I just came across an internet article about how an American "defense" company (Boeing) is now moving to sell its latest F-15 (Silent Eagle) to other countries. It reminded me of the Microprose classic F-15 Strike Eagle, and how my feelings have changed over the years.
Now, at 42, I’m a big ‘ol bleeding heart liberal. I believe America is fundamentally warped (and hopelessly behind the times) by its military-industrial complex. While paying monstrous sums for the latest cutting-edge gold-plated war technology, we’ve become steeped in a…
20th century mindset which views war as inevitable and noble. There was a time when people who thought that way also thought this: profiting off war is immoral. Not so anymore; people naturally expect that Boeing will make (and deserves) a profit from sales of fighter planes to Japan and Europe.
Back in ’92, when I was working on the Harpoon Naval Sim (with a bunch of other guys), I was surrounded by peers who fully understood how horrible a mine injury is. They all could quote Arthur Wellesley ("Nothing except a battle lost can be half so melancholy as a battle won.") And that didn’t stop them from assuming that all the war hardware we were simulating was necessary and appropriate. My boss at the time used to proudly assert that jet engines were "the sound of Freedom".
And with hindsight, I can see that all these people (including myself) were affected by the *sexiness* of those war machines. Whether you’re admiring the sleek lines of the fighter, the god-like armor of the Abrams tank, or the technical sophistication of modern radar, the feelings inside ARE ultimately sexual. Terribly, disturbingly sexual. Young men tend to be driven by such feelings, and the modern US military understands and uses this fact.

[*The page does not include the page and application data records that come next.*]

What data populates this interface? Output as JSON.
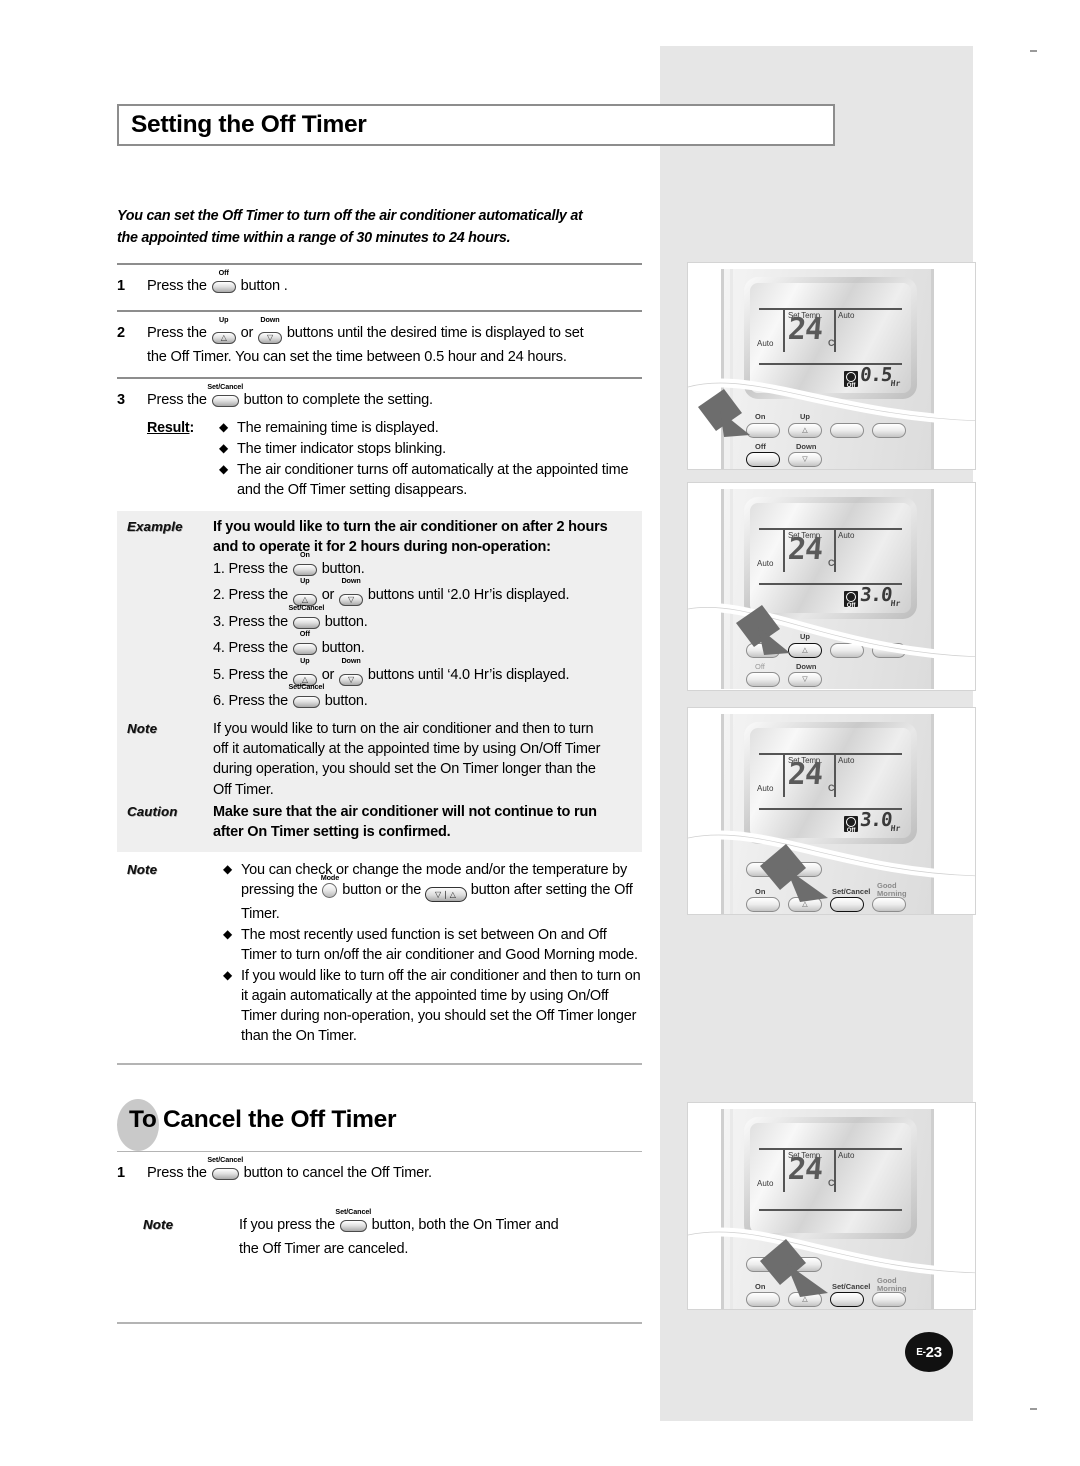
{
  "page": {
    "title": "Setting the Off Timer",
    "page_number": "E-23",
    "page_number_prefix": "E-",
    "page_number_value": "23"
  },
  "intro": {
    "line1": "You can set the Off Timer to turn off the air conditioner automatically at",
    "line2": "the appointed time within a range of 30 minutes to 24 hours."
  },
  "steps": [
    {
      "num": "1",
      "pre": "Press the",
      "button": "Off",
      "post": "button ."
    },
    {
      "num": "2",
      "pre": "Press the",
      "button_a": "Up",
      "mid": "or",
      "button_b": "Down",
      "post_line1": "buttons until the desired time is displayed to set",
      "post_line2": "the Off Timer. You can set the time between 0.5 hour and 24 hours."
    },
    {
      "num": "3",
      "pre": "Press the",
      "button": "Set/Cancel",
      "post": "button to complete the setting."
    }
  ],
  "result": {
    "label": "Result",
    "colon": ":",
    "bullets": [
      "The remaining time is displayed.",
      "The timer indicator stops blinking.",
      "The air conditioner turns off automatically at the appointed time and the Off Timer setting disappears."
    ]
  },
  "example": {
    "tag": "Example",
    "headline_line1": "If you would like to turn the air conditioner on after 2 hours",
    "headline_line2": "and to operate it for 2 hours during non-operation:",
    "lines": [
      {
        "num": "1.",
        "pre": "Press the",
        "button": "On",
        "post": "button."
      },
      {
        "num": "2.",
        "pre": "Press the",
        "button_a": "Up",
        "mid": "or",
        "button_b": "Down",
        "post": "buttons until ‘2.0 Hr’is displayed."
      },
      {
        "num": "3.",
        "pre": "Press the",
        "button": "Set/Cancel",
        "post": "button."
      },
      {
        "num": "4.",
        "pre": "Press the",
        "button": "Off",
        "post": "button."
      },
      {
        "num": "5.",
        "pre": "Press the",
        "button_a": "Up",
        "mid": "or",
        "button_b": "Down",
        "post": "buttons until ‘4.0 Hr’is displayed."
      },
      {
        "num": "6.",
        "pre": "Press the",
        "button": "Set/Cancel",
        "post": "button."
      }
    ]
  },
  "note_shaded": {
    "tag": "Note",
    "line1": "If you would like to turn on the air conditioner and then to turn",
    "line2": "off it automatically at the appointed time by using On/Off Timer",
    "line3": "during operation, you should set the On Timer longer than the",
    "line4": "Off Timer."
  },
  "caution": {
    "tag": "Caution",
    "line1": "Make sure that the air conditioner will not continue to run",
    "line2": "after On Timer setting is confirmed."
  },
  "note_bullets": {
    "tag": "Note",
    "items": [
      {
        "pre": "You can check or change the mode and/or the temperature by pressing the",
        "button_mode": "Mode",
        "mid": "button or the",
        "button_temp": "temperature-adjust",
        "post": "button after setting the Off Timer."
      },
      {
        "text": "The most recently used function is set between On and Off Timer to turn on/off the air conditioner and Good Morning mode."
      },
      {
        "text": "If you would like to turn off the air conditioner and then to turn on it again automatically at the appointed time by using On/Off Timer during non-operation, you should set the Off Timer longer than the On Timer."
      }
    ]
  },
  "cancel_section": {
    "heading_first_word": "To",
    "heading_rest": "Cancel the Off Timer",
    "step": {
      "num": "1",
      "pre": "Press the",
      "button": "Set/Cancel",
      "post": "button to cancel the Off Timer."
    },
    "note": {
      "tag": "Note",
      "pre": "If you press the",
      "button": "Set/Cancel",
      "post_line1": "button, both the On Timer and",
      "post_line2": "the Off Timer are canceled."
    }
  },
  "illustrations": [
    {
      "caption_id": "off-button-press",
      "lcd": {
        "set_temp_label": "Set Temp.",
        "auto_top": "Auto",
        "auto_left": "Auto",
        "temperature": "24",
        "unit": "C",
        "timer_indicator": "Off",
        "timer_value": "0.5",
        "timer_unit": "Hr"
      },
      "keys": [
        "On",
        "Up",
        "Off",
        "Down"
      ],
      "highlight_key": "Off"
    },
    {
      "caption_id": "up-button-press",
      "lcd": {
        "set_temp_label": "Set Temp.",
        "auto_top": "Auto",
        "auto_left": "Auto",
        "temperature": "24",
        "unit": "C",
        "timer_indicator": "Off",
        "timer_value": "3.0",
        "timer_unit": "Hr"
      },
      "keys": [
        "Off",
        "Up",
        "Off",
        "Down"
      ],
      "highlight_key": "Up"
    },
    {
      "caption_id": "set-cancel-button-press",
      "lcd": {
        "set_temp_label": "Set Temp.",
        "auto_top": "Auto",
        "auto_left": "Auto",
        "temperature": "24",
        "unit": "C",
        "timer_indicator": "Off",
        "timer_value": "3.0",
        "timer_unit": "Hr"
      },
      "keys": [
        "On",
        "Set/Cancel",
        "Good Morning"
      ],
      "highlight_key": "Set/Cancel"
    },
    {
      "caption_id": "cancel-off-timer",
      "lcd": {
        "set_temp_label": "Set Temp.",
        "auto_top": "Auto",
        "auto_left": "Auto",
        "temperature": "24",
        "unit": "C",
        "timer_indicator": "",
        "timer_value": "",
        "timer_unit": ""
      },
      "keys": [
        "On",
        "Set/Cancel",
        "Good Morning"
      ],
      "highlight_key": "Set/Cancel"
    }
  ],
  "glyphs": {
    "diamond": "◆",
    "up_arrow": "△",
    "down_arrow": "▽"
  }
}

So I’m not surprised by the subtitle of the new PS3 game, Killzone 2. "War. Perfected." We don’t want to hear "Plague. Perfected." or "Pus. Perfected." or "Venereal Disease. Perfected." But we’d like to see "Dance. Perfected." or "Race Car Design. Perfected." Killzone 2’s marketing is still telling us that war is inevitable and noble. Even fun to do, like dancing. A marvel of creation and sophistication, like race car design. Sigh.
Lighten up, it’s just a game, right? Yes, but the breadth of games and game idioms that exist today show me that not a single game ever has to have a gun in it, ever again. So we PUT guns in games because they are sexy, alluring, simple to make, comprehend, design, and program. While I’ve never personally coded virtual blood spraying out of a virtual skull, I’ve certainly programmed lots of representations of weapons and death in my career. "Shoot the Core!" is an imperative that ANY gamer can implicitly understand.
This post certainly shades into a much larger philosophical debate about how much we are our brother’s keeper, and how much we can change the world. I’m not gonna go there in this blog. But for this old bleeding-heart liberal game designer, it’s something I can’t just ignore.